“There are lots of other organizations in this city that need support and we are working on a place to help as many as we can in the short term,” said Zed, who’s also a family office adviser to many of Ottawa’s ultra-wealthy families. “For me, now, it’s mostly about taking advantage of the spirit of giving and leaning on people and saying, ‘You know what? We’re all pretty lucky. If you can dig in just a bit, great.’”
Zed was awarded a Governor General’s medal for his volunteer work in 2017 and was named Outstanding Volunteer Philanthropist by the Ottawa chapter of the Association of Fundraising Professionals in 2016.
Gary Zed’s Philanthropic To-Do List for the Holidays And Beyond
- Launch of 25 Days of Christmas campaign for the Shepherds of Good Hope, involving Zed’s donation of $1,000 a day while successfully issuing a challenge for others to match the funds.
- Purchase of $10,000 worth of gift certificates for Gabriel Pizza to be included in the holiday food hampers distributed to kids at the Boys and Girls of Ottawa.
- Purchase and delivery of more than $2,000 worth of food from La Bottega to the Shepherds of Good Hope.
- Purchase and delivery of 100 breakfast meals from Zak’s Diner to residents of the Shepherds of Good Hope’s supportive housing program in Kanata.
- Purchase and delivery of 300 sandwich wraps from Tasha’s Fine Foods to the Shepherds of Good Hope.
- Purchase of 100 gift cards, worth $100 each, from 10 restaurants to be given away, in a draw, to frontline workers at The Ottawa Hospital.
- Purchase of 200 gift cards from Morning Owl Coffeehouse on Laurier Avenue to be given as gifts on Christmas Day for men who rely on The Ottawa Mission for shelter.
- Purchase of 150 pairs of long underwear from Bentons Menswear for clients of The Ottawa Mission and Shepherds of Good Hope.
- Virtual concert by Dave Kalil, “Ottawa’s Piano Man”, in support of Shepherds of Good Hope with Zed matching five times the tip jar.
- Host a “Summer Festivus” BBQ at The Ottawa Mission for men living at its shelter and for clients of its community meal program.
- Purchase and deliver 250 turkey dinners to the Shepherds of Good Hope, on Christmas Eve, for the men and women at the shelters.

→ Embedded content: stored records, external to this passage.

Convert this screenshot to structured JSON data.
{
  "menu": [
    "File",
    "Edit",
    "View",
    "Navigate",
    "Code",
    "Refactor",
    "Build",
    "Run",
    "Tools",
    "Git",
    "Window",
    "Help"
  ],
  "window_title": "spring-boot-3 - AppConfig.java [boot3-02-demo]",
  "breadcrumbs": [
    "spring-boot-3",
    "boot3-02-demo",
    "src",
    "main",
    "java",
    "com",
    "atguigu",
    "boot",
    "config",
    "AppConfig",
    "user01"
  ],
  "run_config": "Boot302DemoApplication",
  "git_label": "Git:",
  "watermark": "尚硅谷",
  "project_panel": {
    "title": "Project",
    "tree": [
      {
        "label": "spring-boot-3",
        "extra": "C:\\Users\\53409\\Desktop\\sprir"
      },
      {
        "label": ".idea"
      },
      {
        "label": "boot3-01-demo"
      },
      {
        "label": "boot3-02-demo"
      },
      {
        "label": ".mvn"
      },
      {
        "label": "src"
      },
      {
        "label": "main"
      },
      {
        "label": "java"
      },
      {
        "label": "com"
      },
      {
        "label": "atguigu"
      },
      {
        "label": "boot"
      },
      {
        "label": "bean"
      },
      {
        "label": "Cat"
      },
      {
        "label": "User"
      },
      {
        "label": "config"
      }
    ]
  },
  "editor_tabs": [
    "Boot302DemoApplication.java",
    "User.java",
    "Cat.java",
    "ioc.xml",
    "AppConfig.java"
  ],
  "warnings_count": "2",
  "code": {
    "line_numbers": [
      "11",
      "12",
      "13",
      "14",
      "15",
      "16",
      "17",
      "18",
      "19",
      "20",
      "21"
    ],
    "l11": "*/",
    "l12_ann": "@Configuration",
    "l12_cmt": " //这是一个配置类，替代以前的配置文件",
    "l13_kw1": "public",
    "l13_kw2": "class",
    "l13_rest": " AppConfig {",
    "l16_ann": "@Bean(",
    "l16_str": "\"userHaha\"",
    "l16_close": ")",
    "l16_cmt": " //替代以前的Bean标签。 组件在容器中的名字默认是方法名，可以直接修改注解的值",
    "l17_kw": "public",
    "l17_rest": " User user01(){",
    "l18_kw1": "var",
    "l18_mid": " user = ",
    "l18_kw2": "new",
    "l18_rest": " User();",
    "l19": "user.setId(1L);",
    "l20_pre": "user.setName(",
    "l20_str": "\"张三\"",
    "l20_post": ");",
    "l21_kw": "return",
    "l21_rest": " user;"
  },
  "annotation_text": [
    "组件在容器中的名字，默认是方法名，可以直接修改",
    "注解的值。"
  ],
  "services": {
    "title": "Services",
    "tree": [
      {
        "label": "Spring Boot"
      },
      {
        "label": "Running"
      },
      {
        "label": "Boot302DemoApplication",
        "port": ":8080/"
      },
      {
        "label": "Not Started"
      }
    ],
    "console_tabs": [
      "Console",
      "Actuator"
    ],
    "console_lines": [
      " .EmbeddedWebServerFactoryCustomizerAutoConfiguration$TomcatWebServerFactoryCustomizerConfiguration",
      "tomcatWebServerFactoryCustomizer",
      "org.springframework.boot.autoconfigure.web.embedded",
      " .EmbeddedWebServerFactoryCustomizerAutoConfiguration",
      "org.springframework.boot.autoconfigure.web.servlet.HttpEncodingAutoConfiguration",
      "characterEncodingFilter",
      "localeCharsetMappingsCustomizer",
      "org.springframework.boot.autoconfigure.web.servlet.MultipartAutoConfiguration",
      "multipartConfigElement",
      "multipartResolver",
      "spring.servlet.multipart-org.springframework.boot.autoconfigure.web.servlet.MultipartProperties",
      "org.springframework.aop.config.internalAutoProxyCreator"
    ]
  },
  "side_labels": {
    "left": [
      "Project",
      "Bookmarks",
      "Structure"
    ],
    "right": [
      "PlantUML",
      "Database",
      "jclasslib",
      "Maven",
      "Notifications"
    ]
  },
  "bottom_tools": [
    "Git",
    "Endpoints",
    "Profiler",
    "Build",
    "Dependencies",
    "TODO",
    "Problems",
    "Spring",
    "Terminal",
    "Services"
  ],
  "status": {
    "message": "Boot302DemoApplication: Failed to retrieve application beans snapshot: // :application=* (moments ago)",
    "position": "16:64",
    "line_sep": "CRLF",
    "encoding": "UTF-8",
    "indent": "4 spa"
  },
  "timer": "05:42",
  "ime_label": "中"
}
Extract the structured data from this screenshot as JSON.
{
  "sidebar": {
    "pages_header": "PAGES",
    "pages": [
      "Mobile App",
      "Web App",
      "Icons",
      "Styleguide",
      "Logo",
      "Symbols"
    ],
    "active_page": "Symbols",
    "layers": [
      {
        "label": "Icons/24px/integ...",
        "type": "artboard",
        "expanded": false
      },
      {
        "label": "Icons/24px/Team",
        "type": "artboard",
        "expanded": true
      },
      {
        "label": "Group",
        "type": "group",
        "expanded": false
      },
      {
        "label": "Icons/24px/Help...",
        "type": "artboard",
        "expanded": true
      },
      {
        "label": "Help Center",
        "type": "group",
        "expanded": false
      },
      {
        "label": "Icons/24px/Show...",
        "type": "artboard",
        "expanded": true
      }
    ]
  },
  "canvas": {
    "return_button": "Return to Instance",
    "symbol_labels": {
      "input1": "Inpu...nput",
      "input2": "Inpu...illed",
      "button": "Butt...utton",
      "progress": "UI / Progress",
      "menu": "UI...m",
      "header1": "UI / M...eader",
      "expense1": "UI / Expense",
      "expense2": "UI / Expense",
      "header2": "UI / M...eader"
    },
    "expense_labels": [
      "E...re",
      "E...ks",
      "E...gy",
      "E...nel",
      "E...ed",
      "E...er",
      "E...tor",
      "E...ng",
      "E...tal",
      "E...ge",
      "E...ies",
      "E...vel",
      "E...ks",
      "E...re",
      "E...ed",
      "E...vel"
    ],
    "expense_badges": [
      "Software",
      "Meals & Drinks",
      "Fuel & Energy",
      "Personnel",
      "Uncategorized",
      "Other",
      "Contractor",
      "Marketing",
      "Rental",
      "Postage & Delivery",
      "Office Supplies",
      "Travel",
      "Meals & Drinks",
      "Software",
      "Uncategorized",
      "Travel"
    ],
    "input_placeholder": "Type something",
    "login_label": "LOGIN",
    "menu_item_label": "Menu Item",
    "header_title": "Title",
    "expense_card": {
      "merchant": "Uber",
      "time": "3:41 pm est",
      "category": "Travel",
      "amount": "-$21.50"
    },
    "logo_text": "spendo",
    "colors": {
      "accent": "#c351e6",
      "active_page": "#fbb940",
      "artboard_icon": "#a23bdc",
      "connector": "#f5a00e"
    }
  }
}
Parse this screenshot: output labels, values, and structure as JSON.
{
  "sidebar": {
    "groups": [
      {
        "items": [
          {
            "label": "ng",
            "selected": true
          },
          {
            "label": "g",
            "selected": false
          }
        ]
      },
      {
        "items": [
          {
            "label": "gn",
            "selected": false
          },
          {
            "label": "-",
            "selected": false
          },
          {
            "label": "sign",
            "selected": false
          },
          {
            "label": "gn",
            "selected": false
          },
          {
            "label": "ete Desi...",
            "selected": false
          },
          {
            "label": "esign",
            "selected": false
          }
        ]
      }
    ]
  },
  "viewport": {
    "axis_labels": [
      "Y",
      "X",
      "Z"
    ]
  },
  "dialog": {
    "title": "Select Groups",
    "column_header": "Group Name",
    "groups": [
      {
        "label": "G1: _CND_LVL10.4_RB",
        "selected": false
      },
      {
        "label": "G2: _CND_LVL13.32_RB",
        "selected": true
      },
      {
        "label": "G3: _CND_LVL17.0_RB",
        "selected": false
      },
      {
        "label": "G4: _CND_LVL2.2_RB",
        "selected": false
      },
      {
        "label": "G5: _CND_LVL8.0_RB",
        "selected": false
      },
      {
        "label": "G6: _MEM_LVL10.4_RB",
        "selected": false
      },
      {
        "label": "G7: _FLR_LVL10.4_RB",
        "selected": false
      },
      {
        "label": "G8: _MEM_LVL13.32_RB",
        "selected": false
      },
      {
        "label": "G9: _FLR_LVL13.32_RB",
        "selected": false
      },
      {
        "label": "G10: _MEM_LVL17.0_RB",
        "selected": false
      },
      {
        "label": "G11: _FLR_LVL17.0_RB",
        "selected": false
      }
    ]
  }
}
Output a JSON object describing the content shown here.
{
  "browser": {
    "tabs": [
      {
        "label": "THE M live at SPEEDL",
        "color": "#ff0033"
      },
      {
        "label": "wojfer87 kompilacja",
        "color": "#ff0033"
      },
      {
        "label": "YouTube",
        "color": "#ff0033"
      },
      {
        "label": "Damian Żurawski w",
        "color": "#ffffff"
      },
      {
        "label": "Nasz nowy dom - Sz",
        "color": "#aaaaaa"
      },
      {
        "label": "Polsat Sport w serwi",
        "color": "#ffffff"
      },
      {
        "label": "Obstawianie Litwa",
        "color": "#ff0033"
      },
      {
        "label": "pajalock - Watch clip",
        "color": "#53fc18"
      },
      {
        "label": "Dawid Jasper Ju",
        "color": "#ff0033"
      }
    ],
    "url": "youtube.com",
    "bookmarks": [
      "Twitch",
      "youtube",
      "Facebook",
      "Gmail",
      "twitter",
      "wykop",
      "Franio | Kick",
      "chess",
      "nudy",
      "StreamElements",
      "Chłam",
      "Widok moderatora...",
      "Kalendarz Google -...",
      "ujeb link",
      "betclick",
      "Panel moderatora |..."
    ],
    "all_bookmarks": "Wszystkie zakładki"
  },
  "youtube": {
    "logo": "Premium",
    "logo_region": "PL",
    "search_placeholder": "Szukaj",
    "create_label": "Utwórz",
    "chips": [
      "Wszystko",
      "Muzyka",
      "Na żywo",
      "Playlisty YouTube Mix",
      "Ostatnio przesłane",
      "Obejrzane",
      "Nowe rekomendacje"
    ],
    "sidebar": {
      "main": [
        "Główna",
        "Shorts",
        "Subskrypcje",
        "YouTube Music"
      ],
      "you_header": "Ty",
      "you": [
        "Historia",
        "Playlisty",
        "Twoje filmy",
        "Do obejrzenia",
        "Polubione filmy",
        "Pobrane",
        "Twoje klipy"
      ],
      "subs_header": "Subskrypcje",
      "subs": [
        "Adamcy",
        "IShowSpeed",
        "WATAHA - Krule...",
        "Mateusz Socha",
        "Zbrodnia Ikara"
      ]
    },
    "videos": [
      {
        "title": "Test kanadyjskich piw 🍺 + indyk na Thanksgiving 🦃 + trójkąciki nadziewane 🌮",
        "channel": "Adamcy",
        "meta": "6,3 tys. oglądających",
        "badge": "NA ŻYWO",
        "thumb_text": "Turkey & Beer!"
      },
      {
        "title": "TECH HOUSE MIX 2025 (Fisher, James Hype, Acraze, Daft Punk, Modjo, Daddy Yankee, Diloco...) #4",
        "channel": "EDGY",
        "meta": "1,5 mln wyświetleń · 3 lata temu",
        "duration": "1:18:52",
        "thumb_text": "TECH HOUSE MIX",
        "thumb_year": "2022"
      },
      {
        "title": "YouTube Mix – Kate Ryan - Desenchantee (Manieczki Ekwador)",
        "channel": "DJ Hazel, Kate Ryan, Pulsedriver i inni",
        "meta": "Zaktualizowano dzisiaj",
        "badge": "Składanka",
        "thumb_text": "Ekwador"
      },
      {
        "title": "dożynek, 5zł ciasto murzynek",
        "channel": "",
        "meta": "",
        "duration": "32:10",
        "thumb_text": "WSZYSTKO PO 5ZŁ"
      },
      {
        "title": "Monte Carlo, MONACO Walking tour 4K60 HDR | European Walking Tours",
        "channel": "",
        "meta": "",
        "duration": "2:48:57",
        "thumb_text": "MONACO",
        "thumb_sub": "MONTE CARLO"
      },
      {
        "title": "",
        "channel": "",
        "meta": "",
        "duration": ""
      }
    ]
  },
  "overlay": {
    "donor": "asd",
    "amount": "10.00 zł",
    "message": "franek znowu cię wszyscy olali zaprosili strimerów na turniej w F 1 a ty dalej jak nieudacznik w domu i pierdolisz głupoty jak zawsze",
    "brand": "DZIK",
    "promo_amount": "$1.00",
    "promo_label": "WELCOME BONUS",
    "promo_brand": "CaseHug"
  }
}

The meals are being prepared by the Infinity Convention Centre.
- Purchase of winter boots from outdoor equipment store Bushtukah for homeless men who arrive at The Ottawa Mission without proper clothing or footwear.
- Fifty pizzas from Colonnade Pizza to be delivered to The Ottawa Mission.
- Provide a week’s worth of hot meals in January with award-winning chef and philanthropist Joe Thottungal, owner of Coconut Lagoon and Thali restaurants. The food will be delivered from The Ottawa Mission’s food truck, which has been visiting 13 locations across the city, serving more than 2,000 meals a week to people who’d otherwise go hungry.